“She can use this one.”
He said it almost defiantly … like he was daring Mr. Nairhoft to come over and take it himself.
“Mr. Dugan, surely you haven’t completed all of your long overdue assignments,” Mr. Nairhoft said, folding his arms.
“I’ve completed all I’m going to,” the boy replied, matching Mr. Nairhoft’s tone exactly. The boy looked at Becky. “Want this?”
Becky nodded and stood up slowly, her frustration with her own pencil, assignment, Mr. Nairhoft and detention forgotten as all the attention shifted from her onto the boy.
“Becky, no,” Robin hissed in a whisper.
The boy’s eyes went back to Mr. Nairhoft’s as he held the pencil out for Becky to take.
Ryan Dugan wasn’t just a bad boy, he was the bad boy; everyone knew it. Always in trouble, always getting sent to the principal’s office, always in detention. There was even a rumor that last summer he wasn’t in summer school like he usually was, but in Mariposa Juvenile Detention Center three towns over.
And Ryan never, ever gave you anything without expecting something in return.
It felt good though, doing something Mr. Nairhoft couldn’t really complain about, even though she was technically breaking the “don’t leave your seat without permission” rule. Still, Mr. Nairhoft had asked if anyone had a pencil she could use, and Ryan did, so she was going to take it no matter what everyone else thought. Really she just wanted to see the look on Mr. Nairhoft’s face as she took the pencil from Ryan with a quiet “thank you.”
“Don’t worry about it,” Ryan said with a big grin. He winked—actually winked—at Mr. Nairhoft as he held onto the pencil before letting Becky take it. “Wouldn’t want you to get in any more trouble now, would we?”
Becky shook her head, stunned, and hurried back to her seat where she sat down quickly and bent her head over her assignment. She wondered if he knew what had landed her in detention. He sounded like he knew. Like he knew, and approved.
Becky’s mouse-brown hair hid her blue eyes enough that it kept Mr. Nairhoft from seeing that she was secretly glancing at Ryan while she pretended to work. Her eyes went to the clock on the wall. Twenty minutes of detention left, then she could get home to Nana.
Ryan sat back, clasping his hands behind his head as he leaned against the wall. Mr. Nairhoft berated the boy until he was blue in the face, said something about “another week’s worth of detention!” and stalked away to harass another student he didn’t think looked busy enough.
Ryan just grinned and caught Becky looking at him. He winked at her.
Becky blushed and bent her head back over her paper, trying not to think about how much time she had left to sit there.
Or that Nana might be setting the house on fire.
Everyone else had someone to pick them up when detention was finally over—even Robin, whose dad looked unhappy as Robin got in the car, even though he smiled wanly at Becky.

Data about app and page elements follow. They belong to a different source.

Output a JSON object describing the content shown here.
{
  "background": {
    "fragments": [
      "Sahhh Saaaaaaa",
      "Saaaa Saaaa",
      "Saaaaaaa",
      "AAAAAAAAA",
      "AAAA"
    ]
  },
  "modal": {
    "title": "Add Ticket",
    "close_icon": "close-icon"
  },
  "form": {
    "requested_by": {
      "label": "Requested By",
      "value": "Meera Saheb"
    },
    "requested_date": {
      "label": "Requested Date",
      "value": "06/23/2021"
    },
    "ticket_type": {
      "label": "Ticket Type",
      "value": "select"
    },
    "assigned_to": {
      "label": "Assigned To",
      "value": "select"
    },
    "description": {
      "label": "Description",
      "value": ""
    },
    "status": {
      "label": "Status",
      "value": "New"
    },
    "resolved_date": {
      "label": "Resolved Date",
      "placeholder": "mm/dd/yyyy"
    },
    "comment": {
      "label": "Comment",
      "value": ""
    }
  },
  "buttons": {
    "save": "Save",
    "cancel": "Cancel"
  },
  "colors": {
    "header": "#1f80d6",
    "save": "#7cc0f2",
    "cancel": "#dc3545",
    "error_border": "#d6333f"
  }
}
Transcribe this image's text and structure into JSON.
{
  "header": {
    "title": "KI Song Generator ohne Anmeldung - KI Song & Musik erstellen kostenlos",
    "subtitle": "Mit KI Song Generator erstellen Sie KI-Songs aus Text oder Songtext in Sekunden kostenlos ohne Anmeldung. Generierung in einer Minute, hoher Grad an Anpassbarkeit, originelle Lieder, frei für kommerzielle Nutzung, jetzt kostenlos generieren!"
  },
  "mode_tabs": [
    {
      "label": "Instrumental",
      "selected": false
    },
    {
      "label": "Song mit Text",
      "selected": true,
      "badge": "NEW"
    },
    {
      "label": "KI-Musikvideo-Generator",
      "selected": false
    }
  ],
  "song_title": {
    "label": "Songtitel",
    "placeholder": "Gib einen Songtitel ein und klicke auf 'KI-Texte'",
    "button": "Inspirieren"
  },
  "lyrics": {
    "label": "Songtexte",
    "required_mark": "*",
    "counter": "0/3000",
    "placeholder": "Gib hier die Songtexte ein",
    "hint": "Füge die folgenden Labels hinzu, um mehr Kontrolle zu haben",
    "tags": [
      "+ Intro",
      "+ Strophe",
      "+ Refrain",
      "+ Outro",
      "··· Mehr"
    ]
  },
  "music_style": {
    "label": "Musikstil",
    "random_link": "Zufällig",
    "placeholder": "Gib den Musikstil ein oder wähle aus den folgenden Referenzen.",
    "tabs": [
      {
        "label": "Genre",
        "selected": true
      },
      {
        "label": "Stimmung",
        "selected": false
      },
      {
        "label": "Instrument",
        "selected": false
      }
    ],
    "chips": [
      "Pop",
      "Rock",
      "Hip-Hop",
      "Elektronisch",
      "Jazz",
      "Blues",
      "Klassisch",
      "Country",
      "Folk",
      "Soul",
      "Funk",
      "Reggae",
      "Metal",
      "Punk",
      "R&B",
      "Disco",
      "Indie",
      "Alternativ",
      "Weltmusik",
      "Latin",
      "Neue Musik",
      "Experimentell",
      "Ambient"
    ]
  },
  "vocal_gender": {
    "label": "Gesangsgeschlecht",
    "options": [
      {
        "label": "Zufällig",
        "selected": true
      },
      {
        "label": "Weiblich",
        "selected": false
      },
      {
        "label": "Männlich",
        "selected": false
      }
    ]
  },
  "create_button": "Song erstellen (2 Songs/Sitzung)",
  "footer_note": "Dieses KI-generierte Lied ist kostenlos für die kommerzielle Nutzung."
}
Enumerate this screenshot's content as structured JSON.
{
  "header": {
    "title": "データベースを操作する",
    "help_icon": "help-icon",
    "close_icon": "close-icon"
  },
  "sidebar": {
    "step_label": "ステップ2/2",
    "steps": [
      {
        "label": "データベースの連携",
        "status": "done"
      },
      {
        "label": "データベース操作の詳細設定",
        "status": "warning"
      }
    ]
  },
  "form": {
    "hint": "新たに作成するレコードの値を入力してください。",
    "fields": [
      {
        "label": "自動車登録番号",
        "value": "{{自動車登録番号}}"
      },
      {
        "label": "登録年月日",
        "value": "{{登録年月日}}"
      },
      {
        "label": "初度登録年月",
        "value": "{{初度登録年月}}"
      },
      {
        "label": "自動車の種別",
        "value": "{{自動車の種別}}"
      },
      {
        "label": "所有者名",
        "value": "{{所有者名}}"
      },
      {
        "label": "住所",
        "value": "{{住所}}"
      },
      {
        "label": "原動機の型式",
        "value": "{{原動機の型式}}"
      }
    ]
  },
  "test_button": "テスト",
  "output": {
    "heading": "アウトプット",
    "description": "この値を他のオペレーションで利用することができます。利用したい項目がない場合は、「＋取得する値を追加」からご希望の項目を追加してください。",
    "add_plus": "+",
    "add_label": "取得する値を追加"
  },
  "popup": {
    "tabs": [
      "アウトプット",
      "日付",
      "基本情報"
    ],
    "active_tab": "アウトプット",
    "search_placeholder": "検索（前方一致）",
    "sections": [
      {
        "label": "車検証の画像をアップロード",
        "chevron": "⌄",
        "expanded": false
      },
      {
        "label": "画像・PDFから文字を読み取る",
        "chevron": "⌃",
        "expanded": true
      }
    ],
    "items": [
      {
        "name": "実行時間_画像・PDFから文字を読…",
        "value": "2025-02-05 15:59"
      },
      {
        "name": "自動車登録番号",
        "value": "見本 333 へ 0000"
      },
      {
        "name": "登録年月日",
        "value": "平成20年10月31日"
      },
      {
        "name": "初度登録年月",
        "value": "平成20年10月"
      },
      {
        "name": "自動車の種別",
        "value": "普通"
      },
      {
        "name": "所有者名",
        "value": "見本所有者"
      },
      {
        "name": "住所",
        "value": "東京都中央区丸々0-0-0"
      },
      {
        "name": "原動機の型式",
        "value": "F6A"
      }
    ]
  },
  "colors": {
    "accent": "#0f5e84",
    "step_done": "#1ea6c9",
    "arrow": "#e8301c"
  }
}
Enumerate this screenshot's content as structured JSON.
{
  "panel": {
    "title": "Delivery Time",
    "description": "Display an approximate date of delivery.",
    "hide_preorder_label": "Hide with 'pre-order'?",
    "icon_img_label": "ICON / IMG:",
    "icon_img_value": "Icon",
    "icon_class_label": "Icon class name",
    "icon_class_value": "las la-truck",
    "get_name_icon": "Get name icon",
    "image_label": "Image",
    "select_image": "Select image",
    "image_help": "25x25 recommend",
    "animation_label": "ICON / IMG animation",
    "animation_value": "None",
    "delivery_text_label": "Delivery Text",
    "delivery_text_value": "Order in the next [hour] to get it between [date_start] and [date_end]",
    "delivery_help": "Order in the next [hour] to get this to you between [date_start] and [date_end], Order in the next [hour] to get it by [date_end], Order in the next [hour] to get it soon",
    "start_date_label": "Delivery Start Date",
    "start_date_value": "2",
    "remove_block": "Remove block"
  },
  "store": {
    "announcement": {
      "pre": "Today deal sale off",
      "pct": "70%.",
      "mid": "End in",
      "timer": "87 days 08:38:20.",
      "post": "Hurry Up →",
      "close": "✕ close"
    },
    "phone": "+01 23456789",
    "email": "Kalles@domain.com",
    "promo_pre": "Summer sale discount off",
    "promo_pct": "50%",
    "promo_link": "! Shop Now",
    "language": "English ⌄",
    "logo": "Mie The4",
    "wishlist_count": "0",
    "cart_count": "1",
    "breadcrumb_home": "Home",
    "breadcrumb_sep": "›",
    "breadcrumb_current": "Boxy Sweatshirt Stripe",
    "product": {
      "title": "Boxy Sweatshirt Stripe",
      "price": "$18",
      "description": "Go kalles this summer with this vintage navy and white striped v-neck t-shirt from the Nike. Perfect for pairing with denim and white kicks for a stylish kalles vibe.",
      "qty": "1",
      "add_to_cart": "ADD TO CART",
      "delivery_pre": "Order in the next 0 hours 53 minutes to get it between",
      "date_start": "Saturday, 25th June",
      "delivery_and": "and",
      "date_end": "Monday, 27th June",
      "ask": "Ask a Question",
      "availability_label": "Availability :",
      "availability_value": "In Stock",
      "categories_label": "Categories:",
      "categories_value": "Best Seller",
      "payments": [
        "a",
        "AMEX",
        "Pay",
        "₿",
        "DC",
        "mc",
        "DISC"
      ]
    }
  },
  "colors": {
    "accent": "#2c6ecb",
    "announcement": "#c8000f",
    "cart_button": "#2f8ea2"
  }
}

Although Becky would have been perfectly happy taking the bus, Nana used to drive her to and from school, when Nana could still be trusted to drive. Nana hadn’t driven in about three years. They’d taken away her license when Becky was eleven. Not that Nana was that old; there were plenty of drivers on the road older than Nana, but they could remember which house was theirs and which gear made the car reverse, and where they were going.
The doctors called it “early onset senile dementia,” but everyone knew that was just a polite way of saying that Nana was really too young to have Alzheimer’s, even though it was obvious that she did.
The school buses only ran before detention, not after, so that meant someone had to pick you up, or you had to walk home. Becky offered Robin and Mr. Turnbull a little wave of apology—after all, Robin wouldn’t have gotten into trouble if it hadn’t been for her—and then shouldered her backpack and turned quickly away to begin the long walk home before Mr. Turnbull could offer her a ride. There was just no way she wanted to be in the car with that much tension, and she really needed to clear her head before getting to her house. Who knew what disaster would be awaiting her today.